• EXERCISE DESCRIPTION: What lines in this listing contain the string "Windows"? Report each one by copying it.
::::::::::
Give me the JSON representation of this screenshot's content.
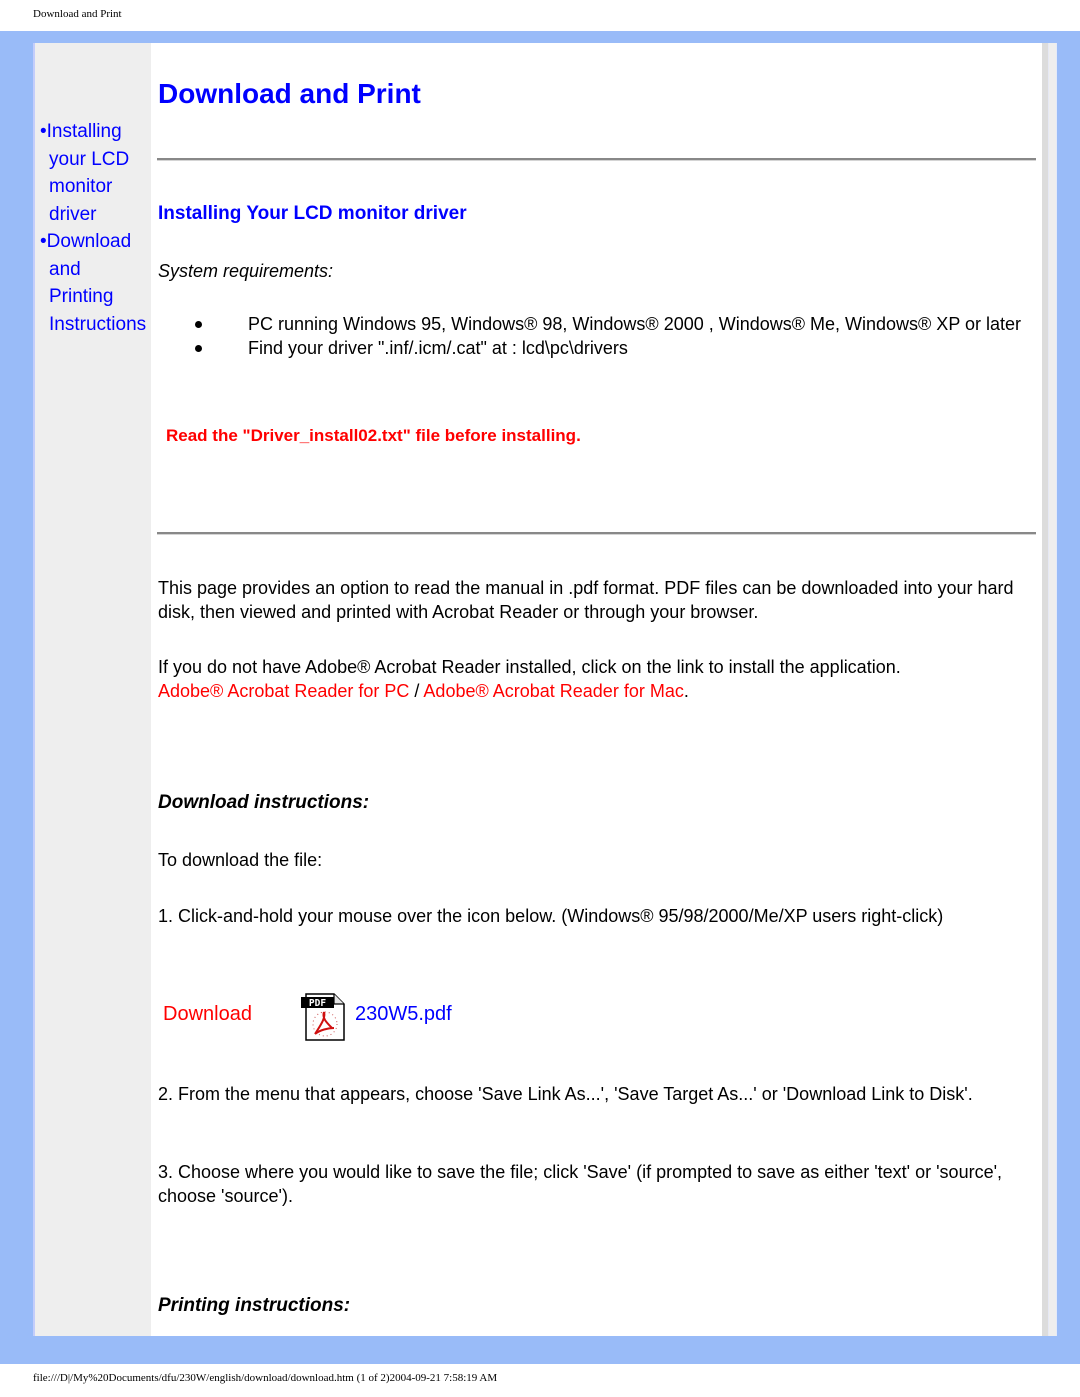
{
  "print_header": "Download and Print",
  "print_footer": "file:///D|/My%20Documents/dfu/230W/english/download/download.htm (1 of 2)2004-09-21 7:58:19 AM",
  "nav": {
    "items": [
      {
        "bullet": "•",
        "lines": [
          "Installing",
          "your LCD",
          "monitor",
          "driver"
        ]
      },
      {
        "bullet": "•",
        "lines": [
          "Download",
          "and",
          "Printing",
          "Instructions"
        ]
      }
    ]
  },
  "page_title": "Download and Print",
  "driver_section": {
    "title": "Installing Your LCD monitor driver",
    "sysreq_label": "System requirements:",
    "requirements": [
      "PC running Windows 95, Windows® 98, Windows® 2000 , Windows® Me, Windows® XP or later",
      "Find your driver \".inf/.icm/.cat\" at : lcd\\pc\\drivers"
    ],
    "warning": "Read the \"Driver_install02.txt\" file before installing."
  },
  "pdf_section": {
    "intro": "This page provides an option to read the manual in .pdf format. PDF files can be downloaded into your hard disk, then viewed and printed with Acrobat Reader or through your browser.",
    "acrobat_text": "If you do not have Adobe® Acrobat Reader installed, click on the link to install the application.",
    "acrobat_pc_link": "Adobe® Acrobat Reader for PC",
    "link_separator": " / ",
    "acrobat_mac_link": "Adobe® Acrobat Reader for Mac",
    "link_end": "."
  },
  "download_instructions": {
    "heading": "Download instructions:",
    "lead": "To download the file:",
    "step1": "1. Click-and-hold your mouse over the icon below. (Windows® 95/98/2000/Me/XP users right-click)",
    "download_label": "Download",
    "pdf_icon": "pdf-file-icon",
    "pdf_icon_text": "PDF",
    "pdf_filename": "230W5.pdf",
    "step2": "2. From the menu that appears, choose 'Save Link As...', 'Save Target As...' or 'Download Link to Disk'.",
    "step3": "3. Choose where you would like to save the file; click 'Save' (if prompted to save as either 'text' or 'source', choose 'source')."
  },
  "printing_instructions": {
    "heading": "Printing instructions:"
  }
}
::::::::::
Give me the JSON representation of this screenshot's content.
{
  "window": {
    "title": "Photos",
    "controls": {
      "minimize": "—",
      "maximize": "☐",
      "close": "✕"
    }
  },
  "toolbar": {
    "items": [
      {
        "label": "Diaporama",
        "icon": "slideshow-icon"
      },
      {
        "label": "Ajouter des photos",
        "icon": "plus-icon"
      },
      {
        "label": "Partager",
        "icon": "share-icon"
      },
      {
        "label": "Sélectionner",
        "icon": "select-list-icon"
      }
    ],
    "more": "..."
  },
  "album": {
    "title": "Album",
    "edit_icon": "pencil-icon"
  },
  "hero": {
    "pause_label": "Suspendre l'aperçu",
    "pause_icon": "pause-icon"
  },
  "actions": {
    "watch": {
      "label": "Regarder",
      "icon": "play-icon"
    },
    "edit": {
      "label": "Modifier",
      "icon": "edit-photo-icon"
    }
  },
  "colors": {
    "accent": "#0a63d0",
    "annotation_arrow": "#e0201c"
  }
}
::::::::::
• WRITTEN RESPONSE:
      "PC running Windows 95, Windows® 98, Windows® 2000 , Windows® Me, Windows® XP or later",
    "step1": "1. Click-and-hold your mouse over the icon below. (Windows® 95/98/2000/Me/XP users right-click)",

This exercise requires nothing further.